Measuring the pH of soil / soilless runoff
How to test the pH of your soil mix
Measuring the pH of soil is just as important as with hydro applications, but few people know how to test soil pH to see if it is within the optimum range for growing robust healthy plants. Here I will try to explain my method of testing any soil / soilless mix, enabling me to spot any problems and correct them if necessary.
Firstly, wait till your soil has dried out and is due for its next watering schedule. Then take some plain water that you usually water your garden with, and adjust the pH to 7.0. You must make sure that you know the exact pH of the water going into your soil, and the neutral 7.0 is best, but anywhere from 6.5 – 7.0 will suffice.
Then place your pot into a bowl of some sort to catch the runoff water, and then start to water your soil slowly (with your pH- corrected plain water) till the water starts to drip from the bottom. It’s the first drops of water that will give you the best reading of your soil, so make sure to water slowly till you see the first droplets. Then remove the pot from the bowl to eliminate excess water entering the bowl. Then perform the pH test on the runoff and compare it too your initial test.
The results of the runoff test will likely be lower than your starting value of 7.0. If this is the case, a small drop of 0.5 pH to 6.5 pH (example) would be ok and your soil needs no further alterations at the moment.
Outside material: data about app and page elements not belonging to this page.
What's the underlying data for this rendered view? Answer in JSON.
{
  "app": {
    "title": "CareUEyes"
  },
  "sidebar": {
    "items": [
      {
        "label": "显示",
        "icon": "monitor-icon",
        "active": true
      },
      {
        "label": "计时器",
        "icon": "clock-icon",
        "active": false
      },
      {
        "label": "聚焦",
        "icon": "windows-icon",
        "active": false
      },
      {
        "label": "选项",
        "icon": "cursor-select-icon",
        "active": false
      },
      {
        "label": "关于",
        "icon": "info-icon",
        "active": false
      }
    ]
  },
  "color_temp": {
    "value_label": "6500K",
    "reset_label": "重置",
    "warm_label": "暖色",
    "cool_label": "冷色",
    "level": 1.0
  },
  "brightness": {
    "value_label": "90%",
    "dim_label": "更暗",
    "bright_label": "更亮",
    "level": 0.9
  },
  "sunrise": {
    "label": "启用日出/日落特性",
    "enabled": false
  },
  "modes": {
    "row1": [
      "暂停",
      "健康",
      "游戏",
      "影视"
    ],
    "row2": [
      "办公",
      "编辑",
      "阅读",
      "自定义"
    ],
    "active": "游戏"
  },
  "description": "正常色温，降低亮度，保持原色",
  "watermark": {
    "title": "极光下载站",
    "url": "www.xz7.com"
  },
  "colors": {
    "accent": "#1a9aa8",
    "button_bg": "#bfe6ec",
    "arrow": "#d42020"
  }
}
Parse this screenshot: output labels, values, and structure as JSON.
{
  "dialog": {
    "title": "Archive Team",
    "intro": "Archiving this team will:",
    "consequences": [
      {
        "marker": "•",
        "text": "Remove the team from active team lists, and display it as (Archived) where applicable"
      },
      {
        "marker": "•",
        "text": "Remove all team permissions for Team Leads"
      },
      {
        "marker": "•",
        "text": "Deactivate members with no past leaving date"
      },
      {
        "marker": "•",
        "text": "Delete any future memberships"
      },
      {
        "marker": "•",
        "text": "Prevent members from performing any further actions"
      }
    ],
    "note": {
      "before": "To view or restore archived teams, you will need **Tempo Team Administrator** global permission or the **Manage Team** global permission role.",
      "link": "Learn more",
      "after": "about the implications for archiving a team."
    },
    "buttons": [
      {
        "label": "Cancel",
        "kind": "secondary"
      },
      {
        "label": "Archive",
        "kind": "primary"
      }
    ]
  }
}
But that’s not to say that it won’t need any future tests at all, just not at this time.
[Editor’s note: It may be beneficial to obtain an initial sample, as well as a ‘full flush’ sample in seperate bowls. In addition, test several plants in the garden just to verify your results]
What if the pH is off?
If your results prove to have dropped considerably, say to around 5.5 (which can happen in late stages of flowering), you will need to add some lime into your soil to help buffer the pH back up again.
Remove the first inch or so of soil, taking care not to damage any roots whilst performing this task. Then sprinkle the lime into the pot, nice and evenly at a rate of 1 teaspoon (5 ml) of lime per gallon of soil. Then replace the soil you removed earlier, and saturate the soil good to wash in the lime.
Do the same test next time your plants need watering just to check that everything is fine, if more lime needs to be added then just repeat the process again till you reach close to 6.5 – 7.0 with the runoff.
Ensuring that your pH is correct should be done throughout the life cycle; this will help eliminate any nutrient lockout that may occur. I recommend doing this once a month just to keep the PH in check, and you should never have a problem with deficiencies caused by pH lockout.